─── DATA SECTION
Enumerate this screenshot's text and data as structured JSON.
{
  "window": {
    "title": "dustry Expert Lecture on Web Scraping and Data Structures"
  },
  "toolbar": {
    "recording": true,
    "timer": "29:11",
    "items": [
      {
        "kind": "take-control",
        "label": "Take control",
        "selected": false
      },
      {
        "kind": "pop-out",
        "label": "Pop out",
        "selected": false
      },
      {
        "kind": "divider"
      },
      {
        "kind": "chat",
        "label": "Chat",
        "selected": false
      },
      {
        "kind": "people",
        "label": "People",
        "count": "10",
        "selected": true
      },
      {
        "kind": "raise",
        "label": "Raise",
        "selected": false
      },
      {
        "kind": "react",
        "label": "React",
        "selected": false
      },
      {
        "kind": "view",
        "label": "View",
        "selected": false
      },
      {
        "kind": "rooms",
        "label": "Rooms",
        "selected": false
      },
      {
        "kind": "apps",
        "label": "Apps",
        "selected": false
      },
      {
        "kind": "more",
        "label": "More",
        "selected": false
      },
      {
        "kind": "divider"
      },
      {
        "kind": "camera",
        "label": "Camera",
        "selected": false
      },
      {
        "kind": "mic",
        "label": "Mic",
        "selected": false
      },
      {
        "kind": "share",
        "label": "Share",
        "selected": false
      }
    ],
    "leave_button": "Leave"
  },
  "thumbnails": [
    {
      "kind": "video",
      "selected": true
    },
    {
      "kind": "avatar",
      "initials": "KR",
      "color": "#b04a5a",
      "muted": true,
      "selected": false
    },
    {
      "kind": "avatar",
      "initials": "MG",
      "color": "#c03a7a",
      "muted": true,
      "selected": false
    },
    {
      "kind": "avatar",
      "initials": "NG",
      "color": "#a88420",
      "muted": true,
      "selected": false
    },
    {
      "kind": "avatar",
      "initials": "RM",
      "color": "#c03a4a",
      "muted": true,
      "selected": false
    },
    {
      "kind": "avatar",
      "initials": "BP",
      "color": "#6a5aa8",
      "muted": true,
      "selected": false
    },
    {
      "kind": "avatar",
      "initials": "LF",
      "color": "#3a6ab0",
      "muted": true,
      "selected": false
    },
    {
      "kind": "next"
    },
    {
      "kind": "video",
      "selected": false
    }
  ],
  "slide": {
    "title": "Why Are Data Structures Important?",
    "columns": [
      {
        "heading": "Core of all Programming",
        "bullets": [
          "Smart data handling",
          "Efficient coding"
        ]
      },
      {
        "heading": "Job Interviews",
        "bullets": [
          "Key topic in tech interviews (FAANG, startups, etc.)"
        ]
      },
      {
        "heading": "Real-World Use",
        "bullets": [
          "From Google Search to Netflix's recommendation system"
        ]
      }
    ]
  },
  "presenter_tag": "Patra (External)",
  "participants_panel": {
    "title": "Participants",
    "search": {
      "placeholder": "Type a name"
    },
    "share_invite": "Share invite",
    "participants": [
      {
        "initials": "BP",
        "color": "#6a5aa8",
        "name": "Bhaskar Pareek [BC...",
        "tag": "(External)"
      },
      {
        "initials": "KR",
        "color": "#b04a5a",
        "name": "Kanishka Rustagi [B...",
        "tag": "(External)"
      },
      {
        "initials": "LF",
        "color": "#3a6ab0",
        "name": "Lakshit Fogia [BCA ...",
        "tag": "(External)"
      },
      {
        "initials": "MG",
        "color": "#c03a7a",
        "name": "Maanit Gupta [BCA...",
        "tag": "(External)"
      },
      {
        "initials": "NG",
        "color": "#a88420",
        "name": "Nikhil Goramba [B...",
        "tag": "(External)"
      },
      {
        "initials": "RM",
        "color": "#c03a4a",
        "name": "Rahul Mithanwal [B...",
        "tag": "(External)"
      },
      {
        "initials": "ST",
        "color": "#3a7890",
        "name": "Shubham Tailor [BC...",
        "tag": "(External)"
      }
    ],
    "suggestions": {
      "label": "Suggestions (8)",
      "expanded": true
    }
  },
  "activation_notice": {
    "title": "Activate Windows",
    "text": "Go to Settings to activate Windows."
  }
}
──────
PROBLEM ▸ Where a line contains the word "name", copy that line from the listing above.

REPLY ▸
      "placeholder": "Type a name"
        "name": "Bhaskar Pareek [BC...",
        "name": "Kanishka Rustagi [B...",
        "name": "Lakshit Fogia [BCA ...",
        "name": "Maanit Gupta [BCA...",
        "name": "Nikhil Goramba [B...",
        "name": "Rahul Mithanwal [B...",
        "name": "Shubham Tailor [BC...",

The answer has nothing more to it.